Zinman was a pupil of Pierre Monteux, who was not particularly known as a Mahler conductor, but that doesn't matter. Zinman's approach to this score is closer to Walter's than Bernstein's. There is not a lot of "showmanship"; the heart is there, but it is not worn on the conductor's sleeve. The biggest difference between Zinman and Walter, however, is that Zinman pays more attention to the score's details, and not as much to its overall structure. The result is a performance that is more impressive from one moment to the next, but that leaves the listener a little less satisfied once it is all over. Although the last movement is a little bit of a let-down, overall, this is less a complaint than an observation. Zinman is a very good conductor, and I would rather hear him conduct this work than many other conductors who quickly come to mind.
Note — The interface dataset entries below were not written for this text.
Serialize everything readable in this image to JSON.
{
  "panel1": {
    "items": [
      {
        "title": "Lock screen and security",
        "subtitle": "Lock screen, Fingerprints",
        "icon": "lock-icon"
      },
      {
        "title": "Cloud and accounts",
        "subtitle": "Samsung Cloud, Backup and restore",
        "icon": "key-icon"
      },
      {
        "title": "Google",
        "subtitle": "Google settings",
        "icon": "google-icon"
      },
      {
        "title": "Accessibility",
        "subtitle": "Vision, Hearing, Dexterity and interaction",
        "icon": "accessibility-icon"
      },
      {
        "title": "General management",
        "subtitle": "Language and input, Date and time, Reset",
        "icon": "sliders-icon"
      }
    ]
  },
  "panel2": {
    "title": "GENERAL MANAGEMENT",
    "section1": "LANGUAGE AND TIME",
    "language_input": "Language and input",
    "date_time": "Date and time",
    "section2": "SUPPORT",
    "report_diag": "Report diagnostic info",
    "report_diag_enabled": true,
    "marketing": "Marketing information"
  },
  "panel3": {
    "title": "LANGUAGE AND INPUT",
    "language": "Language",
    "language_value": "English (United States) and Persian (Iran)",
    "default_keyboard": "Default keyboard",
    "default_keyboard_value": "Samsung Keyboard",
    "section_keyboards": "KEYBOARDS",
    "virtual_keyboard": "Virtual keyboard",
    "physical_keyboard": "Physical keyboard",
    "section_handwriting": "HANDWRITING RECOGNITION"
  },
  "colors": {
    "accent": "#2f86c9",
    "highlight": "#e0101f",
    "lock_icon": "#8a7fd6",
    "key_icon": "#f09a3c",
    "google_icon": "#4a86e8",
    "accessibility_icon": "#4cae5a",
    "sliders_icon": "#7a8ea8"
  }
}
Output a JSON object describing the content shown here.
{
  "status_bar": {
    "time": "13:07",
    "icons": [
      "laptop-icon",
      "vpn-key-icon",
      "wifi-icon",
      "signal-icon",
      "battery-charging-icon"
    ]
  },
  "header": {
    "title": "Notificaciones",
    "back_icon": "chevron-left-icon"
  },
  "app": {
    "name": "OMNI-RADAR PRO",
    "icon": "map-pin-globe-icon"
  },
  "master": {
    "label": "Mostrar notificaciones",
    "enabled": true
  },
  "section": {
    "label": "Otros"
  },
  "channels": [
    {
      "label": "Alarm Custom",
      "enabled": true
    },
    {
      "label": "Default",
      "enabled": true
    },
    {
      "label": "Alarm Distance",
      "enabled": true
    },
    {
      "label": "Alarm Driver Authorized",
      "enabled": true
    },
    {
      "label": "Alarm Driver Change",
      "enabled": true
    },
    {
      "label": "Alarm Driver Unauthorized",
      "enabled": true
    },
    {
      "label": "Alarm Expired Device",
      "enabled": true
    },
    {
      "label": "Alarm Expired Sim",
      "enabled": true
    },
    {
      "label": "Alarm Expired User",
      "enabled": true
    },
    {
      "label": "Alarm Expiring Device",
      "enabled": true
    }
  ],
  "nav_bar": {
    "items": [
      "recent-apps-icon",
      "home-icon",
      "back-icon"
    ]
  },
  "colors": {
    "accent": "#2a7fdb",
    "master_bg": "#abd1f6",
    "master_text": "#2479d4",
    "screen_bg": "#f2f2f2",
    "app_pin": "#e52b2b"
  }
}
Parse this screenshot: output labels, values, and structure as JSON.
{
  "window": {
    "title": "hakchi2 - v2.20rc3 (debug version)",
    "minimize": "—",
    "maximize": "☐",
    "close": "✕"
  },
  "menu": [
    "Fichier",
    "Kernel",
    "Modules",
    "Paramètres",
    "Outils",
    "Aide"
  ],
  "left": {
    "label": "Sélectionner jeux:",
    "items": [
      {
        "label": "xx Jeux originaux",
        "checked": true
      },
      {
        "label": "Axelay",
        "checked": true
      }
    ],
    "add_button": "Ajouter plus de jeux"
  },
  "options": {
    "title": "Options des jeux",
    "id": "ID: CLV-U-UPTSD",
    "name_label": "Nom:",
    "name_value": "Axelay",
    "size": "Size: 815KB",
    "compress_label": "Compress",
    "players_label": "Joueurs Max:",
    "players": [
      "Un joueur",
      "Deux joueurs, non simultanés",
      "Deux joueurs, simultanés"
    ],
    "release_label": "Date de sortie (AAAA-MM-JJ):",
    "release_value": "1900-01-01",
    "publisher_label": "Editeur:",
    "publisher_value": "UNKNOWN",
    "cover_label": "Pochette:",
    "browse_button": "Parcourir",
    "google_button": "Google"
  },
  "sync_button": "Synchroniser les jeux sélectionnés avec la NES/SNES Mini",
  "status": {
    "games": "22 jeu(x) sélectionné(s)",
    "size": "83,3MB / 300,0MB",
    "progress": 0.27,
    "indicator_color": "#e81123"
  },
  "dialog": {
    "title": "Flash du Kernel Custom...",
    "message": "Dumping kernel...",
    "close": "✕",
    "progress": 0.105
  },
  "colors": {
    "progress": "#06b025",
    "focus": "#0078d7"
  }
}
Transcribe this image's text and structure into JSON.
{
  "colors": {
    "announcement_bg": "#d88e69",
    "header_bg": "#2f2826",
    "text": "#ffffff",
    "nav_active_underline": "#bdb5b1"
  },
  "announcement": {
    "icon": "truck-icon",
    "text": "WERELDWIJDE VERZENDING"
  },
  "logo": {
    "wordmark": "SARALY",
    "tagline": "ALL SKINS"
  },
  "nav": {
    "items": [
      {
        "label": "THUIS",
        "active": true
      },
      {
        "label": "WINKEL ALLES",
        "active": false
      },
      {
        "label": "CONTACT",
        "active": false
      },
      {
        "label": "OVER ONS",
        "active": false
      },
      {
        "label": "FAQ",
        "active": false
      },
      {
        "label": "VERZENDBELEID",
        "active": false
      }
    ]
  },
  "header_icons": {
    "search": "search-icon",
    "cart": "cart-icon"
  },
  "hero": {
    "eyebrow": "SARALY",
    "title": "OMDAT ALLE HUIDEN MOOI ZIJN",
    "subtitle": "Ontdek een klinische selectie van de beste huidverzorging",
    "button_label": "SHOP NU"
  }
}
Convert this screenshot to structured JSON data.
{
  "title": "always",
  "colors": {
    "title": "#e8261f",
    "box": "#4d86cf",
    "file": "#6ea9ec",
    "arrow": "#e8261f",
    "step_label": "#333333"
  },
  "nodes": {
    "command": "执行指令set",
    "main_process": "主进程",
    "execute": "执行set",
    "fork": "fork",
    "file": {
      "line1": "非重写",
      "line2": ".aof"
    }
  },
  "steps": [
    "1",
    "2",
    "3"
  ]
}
Zinman's tempos are not dramatically different from Walter's, except in the fourth movement, "Urlicht," which is a whole minute slower. (Zinman is more tender here, but Walter, with his core of strength, is more comforting.) The slower tempos push Zinman's recording onto a second disc. Sensibly, the first movement is by itself on the first SACD, and the rest are on the second, thereby encouraging listeners to respect the "long pause" that Mahler requested.
Larsson is not as moving as Forrester in "Urlicht" (I think Zinman's tempos get in the way a little here), and Banse is not as radiant as Stader in the last movement. The Swiss Chamber Choir has been well-drilled for this recording; if they had been placed a little farther forward, they would have made a greater impact.
The engineering is truthful, adding no spectacle to what already had been put into place by Mahler and Zinman. The offstage band in the last movement is nicely captured.
I'd be very willing to live with either of these "Resurrections." I am glad, however, that I don't need to choose between them, any more than I have to discard favorite recordings by Klemperer and (when I am in that certain mood) Bernstein.
Copyright © 2007, Raymond Tuttle